Image above: Claire Louise Amias and Greg Snowden in Two

A snapshot of humanity – a pleasure to watch, which left me wanting more

Reveiw by Simon Thomsett

The landlord and landlady of a busy northern pub serve drinks, snacks and pleasantries to their customers and bicker with each other while they do so.

That bickering sounds at first like that of any long-married couple but theirs has an edge and sounds as if there may be something more behind it all. That something will be revealed later in Jim Cartwright’s 1989 play, Two, now running in a welcome revival in the Theatre at the Tabard.

Two was written early in Jim Cartwright’s career and, along with his equally celebrated Road, applies a poetic and no-frills narrative centred on working-class lives.

Image above: Claire Louise Amias and Greg Snowden in Two

Two was written to be performed by just two actors and Nick Hennegan’s  Maverick Theatre production benefits from nuanced and heartfelt performances by Claire Louise Amias and Greg Snowden who between them play 14 characters in a series of interlinking scenes taking place over the course of one evening.

Customers come and go, share their stories, look for a sympathetic ear or just a way to cadge another drink, in a series of vignettes, snippets of lives that are variously joyful, sad or reflective.  It is frequently funny, occasionally heart-breaking, sometimes frightening and always sincere.

This is a play that cares about its characters, flaws and all.  It is a play that has aged well, although a scene focusing on domestic abuse may perhaps seem over-egged to a modern audience more attuned to the signs of coercive control, but that is a minor quibble.

Overall, the effect is remarkably affecting and Richard Woolnough’s tight direction holds our attention and allows the play room to breathe.  It is a confident production, the set is minimal but effective, its setting on the Tabard stage looking like it has always been there.

Special mention should be made for the clever use made of subtle lighting and sound effects, both by Sandra Szaron.

Amias and Snowden spark off each other in their scenes together, then move seamlessly between characters as the evening in the pub wears on. It is a snapshot of humanity, a pleasure to watch and left me wanting more. Highly recommended. Runs until Saturday 29th April.

Simon Thomsett

Simon Thomsett has worked in the professional theatre for a number of years. He started out as a stage manager and technician then became a venue director and producer, notably at the Hackney Empire, Fairfield Halls and most recently the New Victoria Theatre in Woking.

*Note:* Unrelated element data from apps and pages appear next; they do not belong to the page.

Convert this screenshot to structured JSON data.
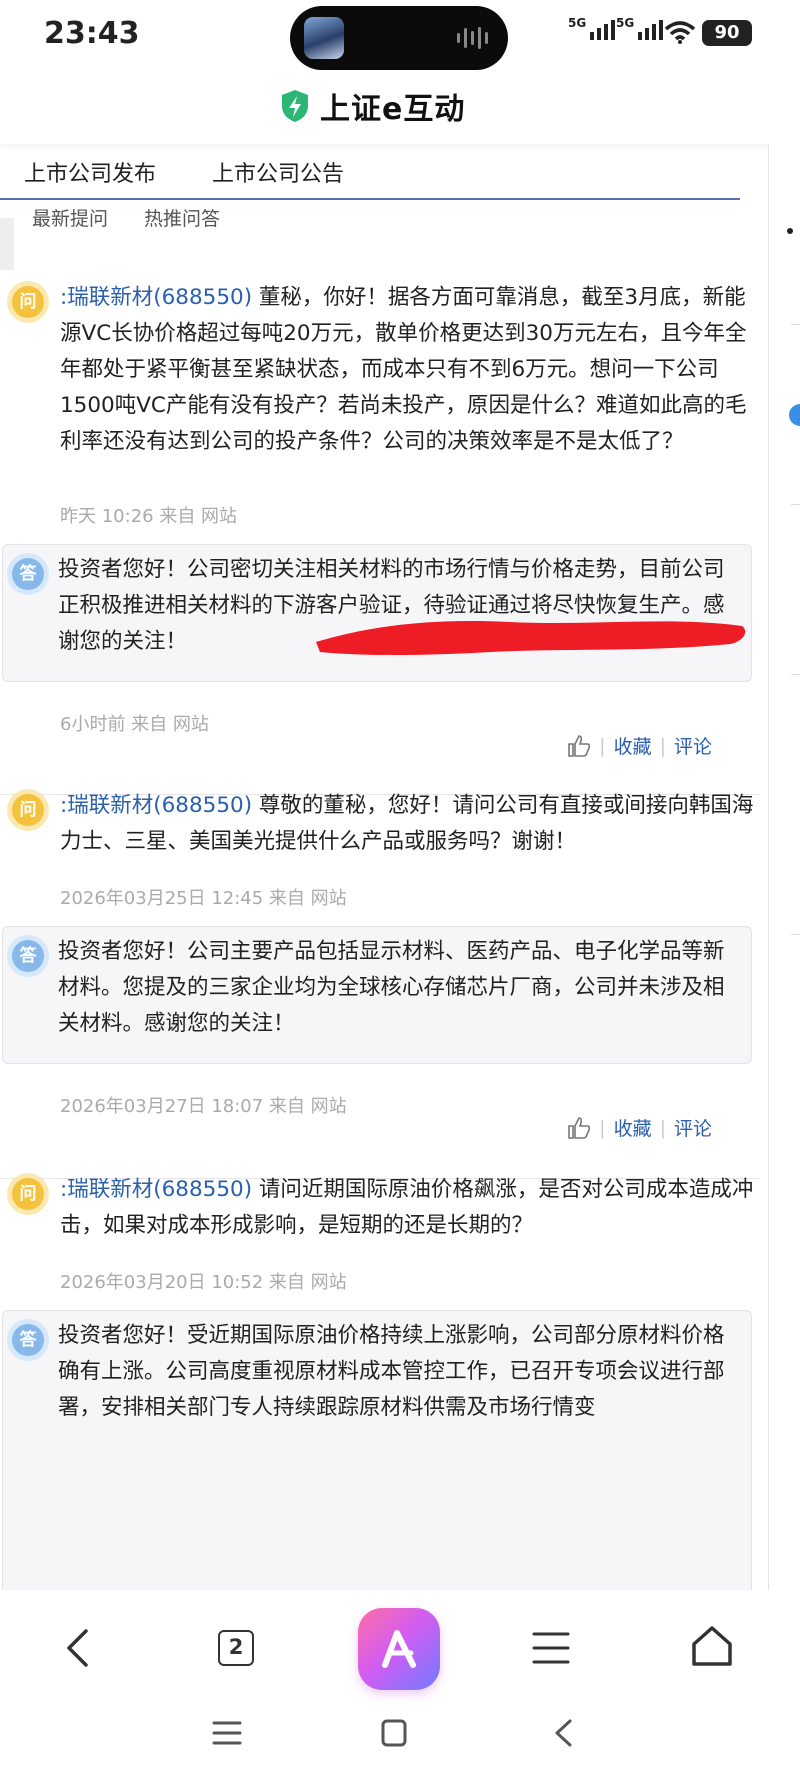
{
  "status_bar": {
    "time": "23:43",
    "signal1_label": "5G",
    "signal2_label": "5G",
    "battery": "90"
  },
  "app": {
    "title": "上证e互动",
    "brand_color": "#2bb673"
  },
  "tabs": [
    {
      "label": "上市公司发布"
    },
    {
      "label": "上市公司公告"
    }
  ],
  "subtabs": [
    {
      "label": "最新提问"
    },
    {
      "label": "热推问答"
    }
  ],
  "qa": [
    {
      "question_icon": "问",
      "company": ":瑞联新材(688550)",
      "question": " 董秘，你好！据各方面可靠消息，截至3月底，新能源VC长协价格超过每吨20万元，散单价格更达到30万元左右，且今年全年都处于紧平衡甚至紧缺状态，而成本只有不到6万元。想问一下公司1500吨VC产能有没有投产？若尚未投产，原因是什么？难道如此高的毛利率还没有达到公司的投产条件？公司的决策效率是不是太低了？",
      "question_meta": "昨天 10:26 来自 网站",
      "answer_icon": "答",
      "answer": "投资者您好！公司密切关注相关材料的市场行情与价格走势，目前公司正积极推进相关材料的下游客户验证，待验证通过将尽快恢复生产。感谢您的关注！",
      "answer_meta": "6小时前 来自 网站",
      "action_collect": "收藏",
      "action_comment": "评论"
    },
    {
      "question_icon": "问",
      "company": ":瑞联新材(688550)",
      "question": " 尊敬的董秘，您好！请问公司有直接或间接向韩国海力士、三星、美国美光提供什么产品或服务吗？谢谢！",
      "question_meta": "2026年03月25日 12:45 来自 网站",
      "answer_icon": "答",
      "answer": "投资者您好！公司主要产品包括显示材料、医药产品、电子化学品等新材料。您提及的三家企业均为全球核心存储芯片厂商，公司并未涉及相关材料。感谢您的关注！",
      "answer_meta": "2026年03月27日 18:07 来自 网站",
      "action_collect": "收藏",
      "action_comment": "评论"
    },
    {
      "question_icon": "问",
      "company": ":瑞联新材(688550)",
      "question": " 请问近期国际原油价格飙涨，是否对公司成本造成冲击，如果对成本形成影响，是短期的还是长期的？",
      "question_meta": "2026年03月20日 10:52 来自 网站",
      "answer_icon": "答",
      "answer": "投资者您好！受近期国际原油价格持续上涨影响，公司部分原材料价格确有上涨。公司高度重视原材料成本管控工作，已召开专项会议进行部署，安排相关部门专人持续跟踪原材料供需及市场行情变"
    }
  ],
  "bottom_nav": {
    "tab_count": "2"
  }
}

Since leaving full time work last year, he is now working as a consultant and on some small scale producing projects. He is a Chiswick resident and a passionate advocate for great theatre.